Rivlin won, we lost
By separating it from the Economic Arrangements Bill, a possible telecommunications reform has been sentenced to death by torture in whatever committee ultimately discusses it.
Today, the Finance Ministry will submit the Economic Arrangements Bill accompanying the 2011-12 budget to the Knesset and the process of passing the budget will begin.
This is supposed to be a festive day, bringing tidings of far-reaching plans. But today will instead be gray and boring, like the Economic Arrangements Bill itself.
Once, and not so long ago, this was a revolutionary bill that included numerous reforms, structural changes, revolutions and privatizations that propelled the economy forward. But what lies before us now is a castrated bill, which has been assaulted from every side until its strength failed and it was left, utterly spent, on the floor of the Knesset.
For long weeks, Udi Nissan, the head of the treasury's budget department, did battle to keep the bill alive. But he did not receive the necessary backing from either Finance Minister Yuval Steinitz or his boss, the economic minister-in-chief, Prime Minister Benjamin Netanyahu. And when the head of the budget department has no backing, the result is that Knesset Speaker Reuven Rivlin wins, and some 40 percent of the subjects the bill originally dealt with were removed from it.
Of 67 issues originally included in the bill, 26 important changes were removed. Of these, 22 were excised completely, while four will be transferred from the fast track to the ordinary legislative track after their first reading. But experience teaches that whatever doesn't pass as part of the Economic Arrangements Bill will never pass at all.
The biggest failure relates to the so-called Wisconsin welfare-to-work plan. Six months ago, the prime and finance ministers grandly vowed to pass the Wisconsin plan in the 2011 Economic Arrangements Bill. This is an excellent plan, whose initial flaws have been corrected, and every research study has lauded its success. The program returned thousands of the chronically unemployed, people who had not held a job for years, to the labor market. But the plan was removed from the Economic Arrangements Bill, so the unemployed will go back to living off welfare - and to poverty.
Many other important reforms were also removed from the bill, including plans to rehabilitate the public broadcasting authority, increase the number of Internet service providers, improve public transportation, expand the enforcement powers granted to the treasury's supervisor of capital markets, improve the system of municipal auditing and oversight, amend the debt-collection system, streamline the courts, institute a rapid transit lane at the entrance to Tel Aviv, fine people who defraud the National Insurance Institute, reinforce buildings, increase municipal tax collection and expand the supply of apartments.
We're lucky that Rivlin at least agreed to leave a plan to increase competition in the cellphone industry in the bill, since this is an issue close to his heart: He once served as communications minister.
Every Knesset member knows that Israel managed to survive the worldwide financial crisis relatively unscathed.

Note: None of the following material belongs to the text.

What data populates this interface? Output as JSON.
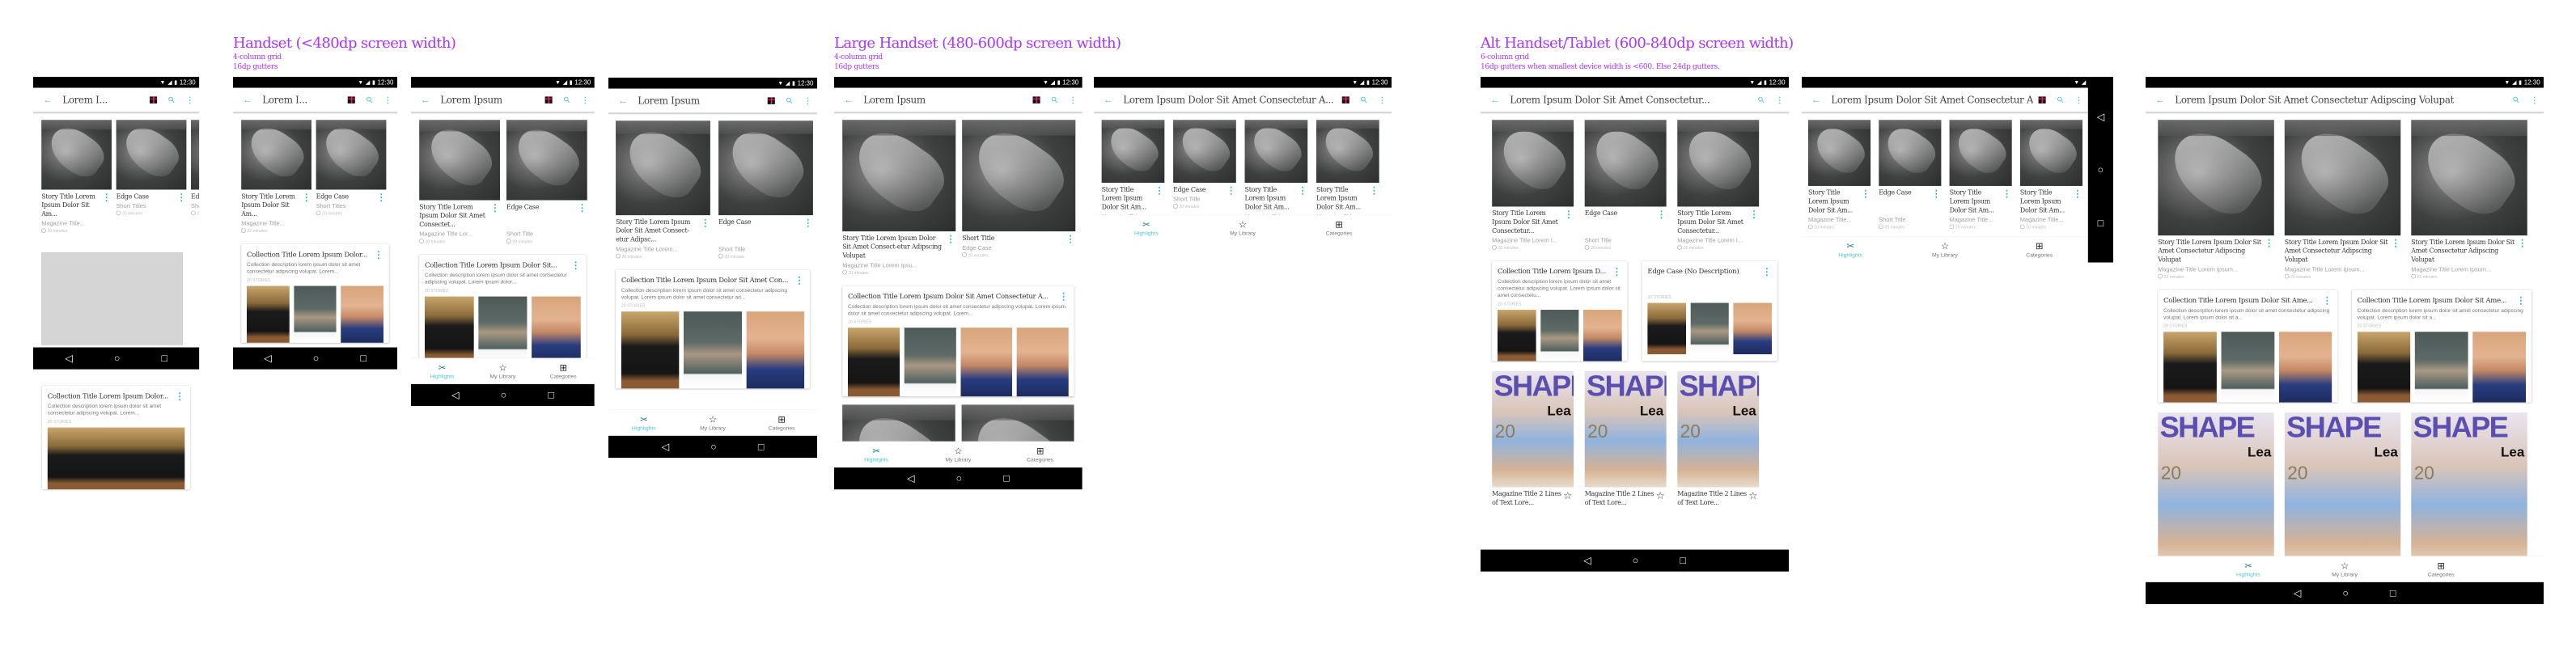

But do they realize that the main reason for this was the annual Economic Arrangements Law, which completely changed the face of the economy over the last 25 years?
This law enabled dozens of reforms and structural changes to make it through the Knesset, reforms that made the economy more modern, more open, more competitive and more conducive to growth. Without it, we would today have a closed, impoverished and outmoded economy, and the global crisis would have dealt us a mortal blow.
Thanks to the Economic Arrangements Law, we ended hyperinflation and opened the economy to competition from imports. Without this law, we would lag hugely behind in communications. We opened the gasoline and fuel markets to competition via this law, and ditto with the postal service. It was thanks to this law that the Yes satellite television company, which competes with cable, was established, and if Israel has open skies and reasonable airline ticket prices, that is also thanks solely to the Economic Arrangements Law. And these are just a few examples.
Rivlin and his fellow MKs claim the proposals that were split off from the Economic Arrangements Bill will still pass this year, following an orderly process of study and legislation in the relevant Knesset committees. What a sorry joke. Given the populist reality of this Knesset, no reform has any chance of passing these committees.
The minute a reform is separated from the Economic Arrangements Bill, it has been sentenced to death by torture in whatever committee ultimately discusses it.
For there, all the interested parties will fall on it: the tycoons, the lawyers, the lobbyists and the big unions. And they will make sure the reform is filed away in a bottom drawer and never sees the light of day. There are numerous precedents.
Therefore, "Budget Day" this year will be the day the Economic Arrangements Bill dies - and with it, the era of major reforms. A very sad day indeed.